Wholesale transaction prices of polished lab-grown sold in parcels have declined 18.6% year over year. Down the jewelry pipeline, retail prices declined even more as specialty jewelry retailers have learned more about the new product over time, and their initial enthusiasm has been replaced by a more sober demand for lower costs from wholesalers.
A rise in the number of growers, competition among wholesalers, and a rising share of the lower cost HPHT have all contributed to the decline in wholesale prices, as well as Lightbox’s unified $800 per carat price point, which convinced retailers to demand lower costs.
The number of Mumbai diamond traders that are seeking refuge in LGD is rising exponentially, and this competition comes with a price. On one end, Chinese growers are raising prices of rough LGD. On the other end, retailers are demanding to get goods on memo. Currently, traders are complying and paying more for the rough and supplying a very large percent of their goods on memo.
The need to buy at higher prices and finance retailers’ inventory, while facing off growing competition also has its price. As in wholesale sections of most industries, including diamond/jewelry, wholesalers are getting squeezed between raw material suppliers and retailers.
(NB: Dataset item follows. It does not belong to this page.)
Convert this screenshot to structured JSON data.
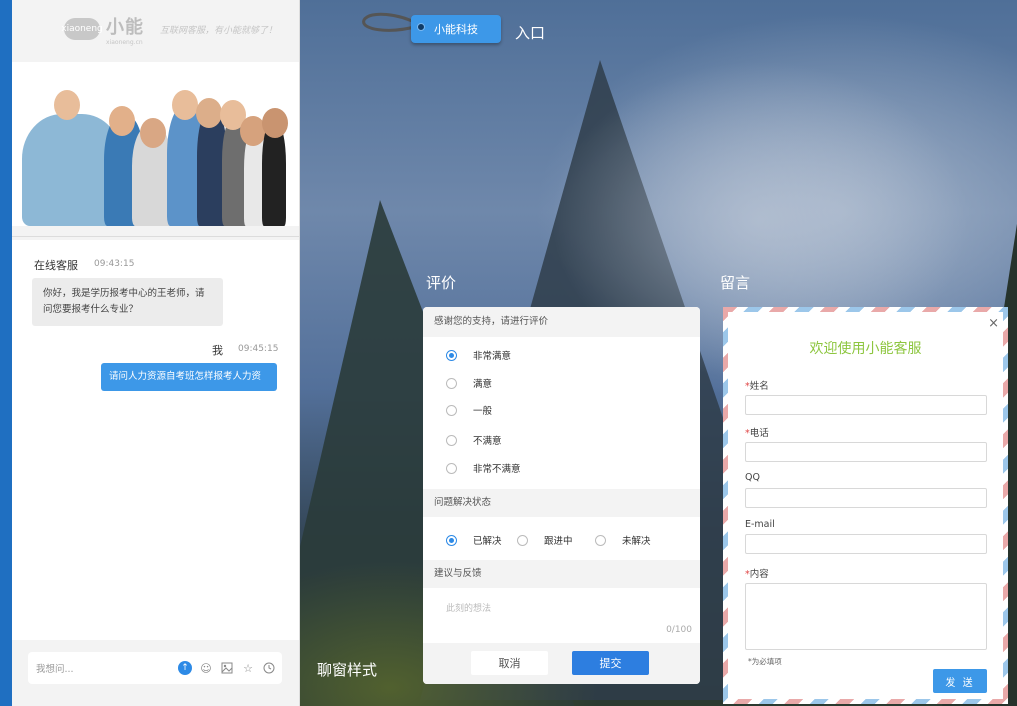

In the third quarter, costs of lab-grown increased in key areas: 0.50-0.99-carat goods due to trader demand outpacing grower supply. At the same time, 1-carat round LGD declined 7.2% compared to the second quarter and 26.1% compared to the third quarter of 2018.
Consumer demand remains fairly limited. Sales are currently capped at about 2% of retail diamond jewelry sales. This is surprising considering the extensive press coverage LGD is enjoying. Somehow, this has not sent consumers in droves to demand LGD.
All of the above come with caveats. In the third quarter, wholesale transaction prices increased, mainly due to higher rough prices demanded by Chinese growers. The number of American retailers offering lab-grown set jewelry is rising steadily, and counted among them are not just price-point stores, but large chains and guild retailers too.
Until recently, lab-grown set jewelry was of interest almost exclusively in the US. This is changing. The LGD market is expanding to Europe and Australia where more retailers are starting to offer it.
The most significant change is among consumers. While demand is still fairly limited, it is characterized by a shift towards bridal jewelry, the backbone of the diamond business.
The majority of LGD-set jewelry sales by value and unit are of bridal jewelry. This is contrary to hopes in the diamond industry that LGD would remain limited to fashion jewelry. This is something the diamond industry should pay attention to, perhaps through its collective Diamond Producers Association (DPA) efforts.